How Will County's COVID-19 restrictions are affecting some Naperville restaurants
Navigating the state's changing coronavirus restrictions has been a roller coaster for Biaggi's Ristorante Italiano in Naperville, with its most recent drop stemming from an indoor dining ban implemented in Will County.
A set of more stringent mitigation measures took effect Wednesday, leaving restaurant leaders scrambling to increase alfresco dining capacity, alleviate sales losses and keep their employees on the payroll, said Casey Gru, area director of operations for Biaggi's.
The patio is only large enough to seat six tables under social distancing guidelines, she said, so dining furniture was added along the sidewalks. A tent is expected to be installed in the parking lot to create additional seating.
But those weather-dependent accommodations might not be sustainable for long, she said.
"It's certainly frustrating," Gru said. "Every day it's something different, and we're trying to navigate the best we can."
The new restrictions, which also impact Kankakee County, were announced Monday after the region hit a COVID-19 positivity rate of 8% for three days. Changes include closing eateries and bars by 11 p.m., requiring reservations for each party, and reducing the size of public gatherings, meetings and events to 25 people or 25% of room capacity.
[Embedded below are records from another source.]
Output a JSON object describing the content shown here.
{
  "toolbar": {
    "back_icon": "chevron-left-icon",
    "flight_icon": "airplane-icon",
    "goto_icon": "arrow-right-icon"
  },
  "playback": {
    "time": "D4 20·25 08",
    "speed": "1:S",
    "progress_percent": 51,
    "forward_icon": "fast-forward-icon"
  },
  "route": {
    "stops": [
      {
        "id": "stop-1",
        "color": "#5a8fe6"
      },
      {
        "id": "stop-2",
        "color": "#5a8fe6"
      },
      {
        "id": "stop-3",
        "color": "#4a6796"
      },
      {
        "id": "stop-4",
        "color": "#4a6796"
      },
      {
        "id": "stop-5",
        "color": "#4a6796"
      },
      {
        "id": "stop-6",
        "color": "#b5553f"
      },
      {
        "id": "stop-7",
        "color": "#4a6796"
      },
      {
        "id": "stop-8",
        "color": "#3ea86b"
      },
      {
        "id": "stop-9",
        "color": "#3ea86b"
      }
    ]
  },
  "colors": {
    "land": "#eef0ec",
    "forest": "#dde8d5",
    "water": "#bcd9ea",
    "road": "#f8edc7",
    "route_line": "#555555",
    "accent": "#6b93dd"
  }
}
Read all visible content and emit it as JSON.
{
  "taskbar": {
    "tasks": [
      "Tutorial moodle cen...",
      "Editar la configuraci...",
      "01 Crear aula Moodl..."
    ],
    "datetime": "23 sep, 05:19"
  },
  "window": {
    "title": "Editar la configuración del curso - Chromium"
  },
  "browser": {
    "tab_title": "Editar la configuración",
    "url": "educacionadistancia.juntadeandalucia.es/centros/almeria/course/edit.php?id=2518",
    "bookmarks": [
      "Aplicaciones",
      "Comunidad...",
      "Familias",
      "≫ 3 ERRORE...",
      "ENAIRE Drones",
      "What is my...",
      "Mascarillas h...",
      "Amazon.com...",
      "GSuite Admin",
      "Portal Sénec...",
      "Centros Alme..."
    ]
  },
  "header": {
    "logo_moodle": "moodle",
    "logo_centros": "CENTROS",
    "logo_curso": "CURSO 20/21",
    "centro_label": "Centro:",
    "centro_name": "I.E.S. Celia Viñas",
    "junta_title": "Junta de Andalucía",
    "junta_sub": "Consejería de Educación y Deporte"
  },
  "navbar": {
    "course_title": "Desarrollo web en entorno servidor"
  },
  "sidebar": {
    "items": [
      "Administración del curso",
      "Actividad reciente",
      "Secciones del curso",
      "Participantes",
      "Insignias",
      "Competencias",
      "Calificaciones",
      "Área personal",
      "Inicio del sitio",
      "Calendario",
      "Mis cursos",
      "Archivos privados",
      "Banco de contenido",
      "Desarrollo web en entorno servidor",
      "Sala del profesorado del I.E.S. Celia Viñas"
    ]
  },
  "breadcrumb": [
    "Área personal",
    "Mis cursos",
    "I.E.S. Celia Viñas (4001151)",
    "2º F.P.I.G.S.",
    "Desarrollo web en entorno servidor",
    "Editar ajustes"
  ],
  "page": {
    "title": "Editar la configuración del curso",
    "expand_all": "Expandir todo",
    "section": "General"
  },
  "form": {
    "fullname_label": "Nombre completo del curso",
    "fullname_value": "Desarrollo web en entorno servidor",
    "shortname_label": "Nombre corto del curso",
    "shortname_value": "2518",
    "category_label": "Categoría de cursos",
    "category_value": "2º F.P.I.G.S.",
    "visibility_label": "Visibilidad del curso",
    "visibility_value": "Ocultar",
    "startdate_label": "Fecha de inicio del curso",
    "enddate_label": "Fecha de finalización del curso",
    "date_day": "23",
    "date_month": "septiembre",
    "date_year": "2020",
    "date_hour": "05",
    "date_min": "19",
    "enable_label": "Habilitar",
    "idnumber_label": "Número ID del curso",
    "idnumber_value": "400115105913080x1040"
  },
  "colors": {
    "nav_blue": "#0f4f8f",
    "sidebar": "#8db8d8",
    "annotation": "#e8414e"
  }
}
But in DuPage County, less than a mile north of Biaggi's, establishments can proceed as usual under Phase 4 of Gov. J.B. Pritzker's Restore Illinois plan, meaning limited indoor dining and groups of up to 50 people are allowed.
That puts restaurants and bars in the southern portion of Naperville at a competitive disadvantage for at least two weeks, though state health officials have warned additional action will be taken if metrics don't improve.
"I don't think it's fair," said Filiz Sav, who owns EggCited Pancake House on Hassert Boulevard. "It's affecting my staff. It's affecting us as a small business. It's a huge mess."
In the first day of the new restrictions, business dropped by 50%, Sav said. The restaurant's outdoor seating area can hold about 10 tables, compared to 50 inside, she said, and her staff has been cut from 35 people to 10.
Most establishments have already gone through the process of shrinking their workforce and rehiring employees as COVID-19 restrictions evolved, said Reba Osborne, director of governmental affairs for the Naperville Area Chamber of Commerce. Those affected by the new mitigation efforts now face another level of unpredictability as they make future financial and staffing decisions.
"The one thing businesses need to flourish is certainty," Osborne said. "The uncertainty is really just a monkey wrench (thrown) into a business being able to maintain itself."
Wednesday also marked the first day of a stricter mask mandate for bar and restaurant patrons statewide, requiring customers to don face coverings during any interaction with servers and employees. Though the rule is designed to protect workers, it also puts some added pressure on them to enforce compliance among their customers, Osborne said, "and that's where it becomes difficult."
Keeping up with the frequently changing guidelines -- and ensuring patrons are aware of them -- has been challenging for Paris Bistro, manager Gabriela Trejo said. Located in the same Naperville Crossings shopping center as Biaggi's, she said, she was concerned customers would react negatively to the new Will County restrictions, though most have been requesting to dine alfresco anyway.
With restaurants throughout Illinois and in several other states, Biaggi's operators have been going "above and beyond" to adhere to the different COVID-19 restrictions at each location, Gru said. Though the company is supportive of any decision to keep employees and customers safe, she said, the inconsistencies have been challenging.
"We're just trying to go with the flow as best we can," Gru said. "Everybody's in this together. We're trying to be smart. We want to do the right thing. But we also have a business to run."